What you need to do ->
If a line in the data below includes the string "Give", please return a copy of it.

(Dataset rows for apps and sites)
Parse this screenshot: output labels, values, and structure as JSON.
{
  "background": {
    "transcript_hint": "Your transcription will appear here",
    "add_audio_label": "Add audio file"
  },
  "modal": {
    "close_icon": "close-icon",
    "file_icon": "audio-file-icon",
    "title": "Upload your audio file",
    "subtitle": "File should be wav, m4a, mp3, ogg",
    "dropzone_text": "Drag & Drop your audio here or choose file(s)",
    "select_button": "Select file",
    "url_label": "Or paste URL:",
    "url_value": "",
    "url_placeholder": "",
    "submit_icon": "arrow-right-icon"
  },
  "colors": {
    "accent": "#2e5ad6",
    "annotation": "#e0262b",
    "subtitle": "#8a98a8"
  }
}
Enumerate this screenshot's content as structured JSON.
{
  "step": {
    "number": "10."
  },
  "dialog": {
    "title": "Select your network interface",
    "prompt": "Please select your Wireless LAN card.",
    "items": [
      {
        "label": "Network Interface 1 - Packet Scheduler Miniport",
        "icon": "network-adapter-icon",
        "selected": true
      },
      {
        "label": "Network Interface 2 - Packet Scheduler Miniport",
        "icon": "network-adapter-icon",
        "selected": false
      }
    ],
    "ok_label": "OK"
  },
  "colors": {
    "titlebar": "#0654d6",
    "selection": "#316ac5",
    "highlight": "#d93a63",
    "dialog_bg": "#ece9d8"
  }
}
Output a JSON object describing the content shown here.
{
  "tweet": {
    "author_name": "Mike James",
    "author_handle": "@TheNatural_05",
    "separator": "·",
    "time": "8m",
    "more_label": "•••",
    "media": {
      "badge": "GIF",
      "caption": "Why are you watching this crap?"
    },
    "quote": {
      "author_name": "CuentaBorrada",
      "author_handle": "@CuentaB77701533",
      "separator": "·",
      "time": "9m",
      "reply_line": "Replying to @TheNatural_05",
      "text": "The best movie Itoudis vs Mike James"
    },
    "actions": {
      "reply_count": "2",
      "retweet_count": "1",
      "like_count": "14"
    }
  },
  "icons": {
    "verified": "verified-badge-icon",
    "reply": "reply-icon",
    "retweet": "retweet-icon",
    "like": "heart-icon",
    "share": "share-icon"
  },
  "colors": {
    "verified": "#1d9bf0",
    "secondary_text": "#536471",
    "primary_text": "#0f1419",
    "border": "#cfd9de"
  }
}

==

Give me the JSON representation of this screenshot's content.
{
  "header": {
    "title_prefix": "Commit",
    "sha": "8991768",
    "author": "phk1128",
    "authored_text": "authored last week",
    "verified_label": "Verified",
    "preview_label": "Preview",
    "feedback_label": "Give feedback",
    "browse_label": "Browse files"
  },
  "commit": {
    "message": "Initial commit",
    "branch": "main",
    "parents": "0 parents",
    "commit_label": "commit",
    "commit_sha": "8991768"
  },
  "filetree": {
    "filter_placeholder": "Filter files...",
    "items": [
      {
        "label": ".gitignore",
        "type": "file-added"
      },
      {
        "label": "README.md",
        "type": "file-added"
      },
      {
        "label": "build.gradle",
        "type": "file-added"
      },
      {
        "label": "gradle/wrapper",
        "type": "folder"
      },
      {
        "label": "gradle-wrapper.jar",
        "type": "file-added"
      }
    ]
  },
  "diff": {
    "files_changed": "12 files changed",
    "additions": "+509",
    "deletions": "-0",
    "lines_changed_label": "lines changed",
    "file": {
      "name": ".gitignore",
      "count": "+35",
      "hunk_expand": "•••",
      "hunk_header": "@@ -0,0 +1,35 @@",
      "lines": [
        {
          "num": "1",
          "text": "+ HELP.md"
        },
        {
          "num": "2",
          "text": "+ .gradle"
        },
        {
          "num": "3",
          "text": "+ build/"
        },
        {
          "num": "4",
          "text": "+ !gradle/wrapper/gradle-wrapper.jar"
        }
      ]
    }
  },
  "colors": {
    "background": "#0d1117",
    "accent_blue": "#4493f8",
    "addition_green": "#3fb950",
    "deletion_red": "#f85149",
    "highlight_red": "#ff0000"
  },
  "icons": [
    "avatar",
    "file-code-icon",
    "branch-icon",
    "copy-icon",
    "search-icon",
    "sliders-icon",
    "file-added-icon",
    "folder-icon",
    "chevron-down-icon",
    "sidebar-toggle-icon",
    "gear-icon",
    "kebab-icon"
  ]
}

Answer to the exercise ->
Give me the JSON representation of this screenshot's content.
    "feedback_label": "Give feedback",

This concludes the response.